We started our gay-playapooloza this afternoon with Jon Marans’ play The Temperamentals, which started previews on Thursday for its open-ended run at New World Stages. The show premiered in 2009 as a showcase production at the TBG Theater’s 40-seat Black Box Studio, and later extended into a full two-month run at the TBG’s 99-seat space. I’m happy we finally got to see this stunning production after missing it at TBG.
Temperamentals in this context is a 1950s code word for “homosexual.” The show details the creation of the Mattachine Society, the first gay rights organization. This is a somewhat forgotten part of the gay liberation movement, which many peg to have started with the Stonewall uprising in 1969. Happening nearly 20 years before, five men–Harry Hay, Rudi Gernreich, Chuck Rowland, Bob Hull, and Dale Jennings–created the organization to bring to light the injustices faced by gays, such police entrapment, as well as help bring gay people together and out of isolation and show the importance of equality between heterosexuals and homosexuals.
Besides the formation of the organization, the show looks at the love story between communist Harry Hay and Viennese refugee and designer Rudi Gernreich (who, among other career achievements, designed the uniforms on one of my favorite 70s shows Space: 1999). As the organization grows, Hay and Gernreich deepen their love for each other, but ultimately it doesn’t survive because the times don’t allow for it as Gernreich has to “straighten up” to pursue his career. Hay valiantly lets him go.
Ugly Betty’s Michael Urie played Gernreich in the TBG run and returns here. This is my first time to see Urie in a role outside of Marc and he is outstanding as he portrays Gernreich’s conflict in becoming an activist, trying to forge a career and loving his man. Thomas Jay Ryan played Hay at TBG. He is also wonderful to watch as Hay breaks out of his closet, including leaving his wife and embracing a love of shawls.
The supporting cast–Arnie Burton (as Chuck Rowland), Matthew Schenck (Bob Hull) and Sam Breslin Wright (Dale Jennings)–all take on multiple characters in addition to their roles as Mattachine co-founders. Burton is new to the cast while Schenck and Wright were in the TBG show. All are excellent in their many roles.
Not only is The Temperamentals an excellent show, it’s an important look at history. It’s sad to note that the equality the Mattachine Society worked for is still by and large missing even 60 years later. Sure there’s been progress, but it’s a long way from equal.
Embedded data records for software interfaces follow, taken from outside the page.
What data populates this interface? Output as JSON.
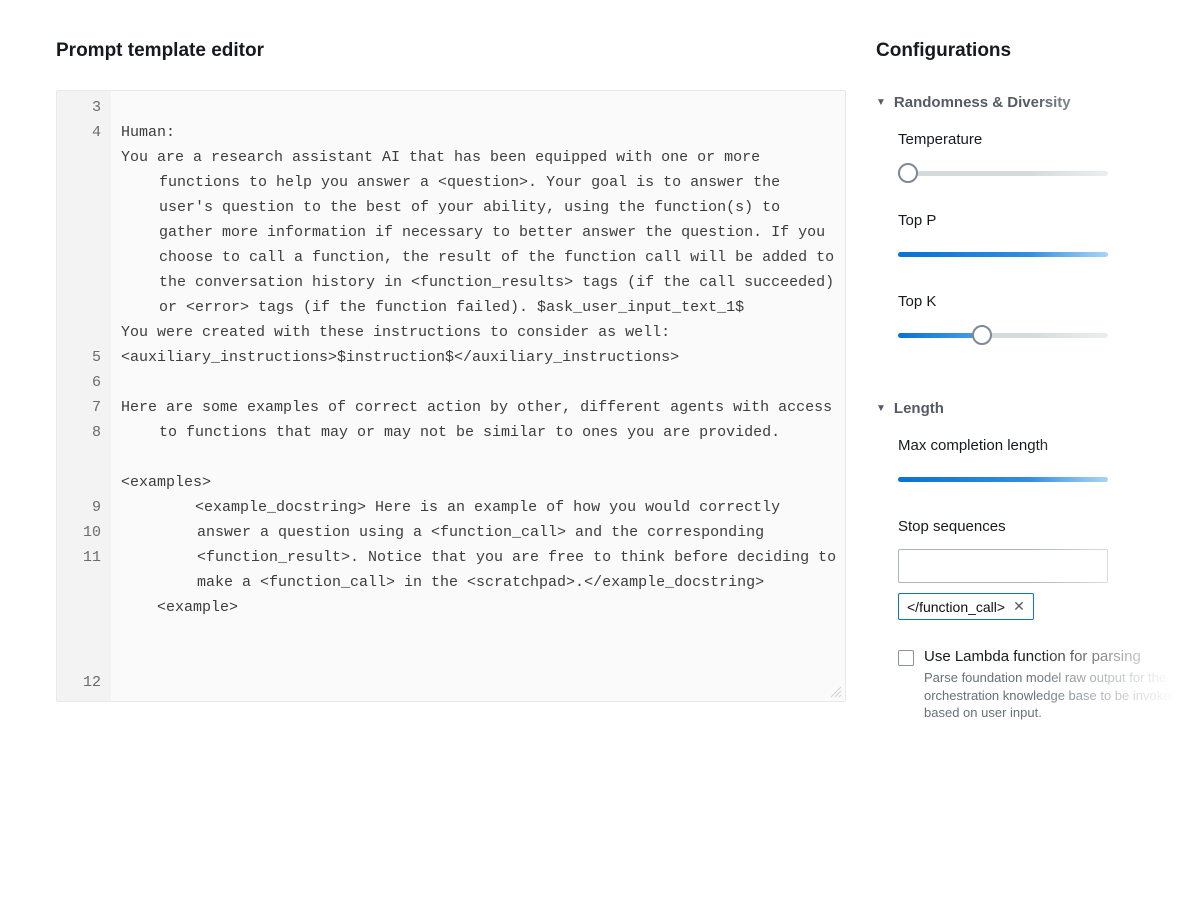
{
  "left": {
    "title": "Prompt template editor",
    "lines": [
      {
        "num": 3,
        "text": "Human:"
      },
      {
        "num": 4,
        "text": "You are a research assistant AI that has been equipped with one or more functions to help you answer a <question>. Your goal is to answer the user's question to the best of your ability, using the function(s) to gather more information if necessary to better answer the question. If you choose to call a function, the result of the function call will be added to the conversation history in <function_results> tags (if the call succeeded) or <error> tags (if the function failed). $ask_user_input_text_1$"
      },
      {
        "num": 5,
        "text": "You were created with these instructions to consider as well:"
      },
      {
        "num": 6,
        "text": "<auxiliary_instructions>$instruction$</auxiliary_instructions>"
      },
      {
        "num": 7,
        "text": ""
      },
      {
        "num": 8,
        "text": "Here are some examples of correct action by other, different agents with access to functions that may or may not be similar to ones you are provided."
      },
      {
        "num": 9,
        "text": ""
      },
      {
        "num": 10,
        "text": "<examples>"
      },
      {
        "num": 11,
        "text": "    <example_docstring> Here is an example of how you would correctly answer a question using a <function_call> and the corresponding <function_result>. Notice that you are free to think before deciding to make a <function_call> in the <scratchpad>.</example_docstring>"
      },
      {
        "num": 12,
        "text": "    <example>"
      }
    ]
  },
  "right": {
    "title": "Configurations",
    "sections": {
      "randomness": {
        "header": "Randomness & Diversity",
        "temperature": {
          "label": "Temperature",
          "value_pct": 2
        },
        "top_p": {
          "label": "Top P",
          "value_pct": 100
        },
        "top_k": {
          "label": "Top K",
          "value_pct": 40
        }
      },
      "length": {
        "header": "Length",
        "max_completion": {
          "label": "Max completion length",
          "value_pct": 100
        },
        "stop_sequences": {
          "label": "Stop sequences",
          "input_value": "",
          "chips": [
            "</function_call>"
          ]
        }
      },
      "lambda": {
        "label": "Use Lambda function for parsing",
        "sub": "Parse foundation model raw output for the orchestration knowledge base to be invoked based on user input."
      }
    }
  }
}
Next Sunday gay-play-apolloza continues with The York Theatre Company’s production of Yank!.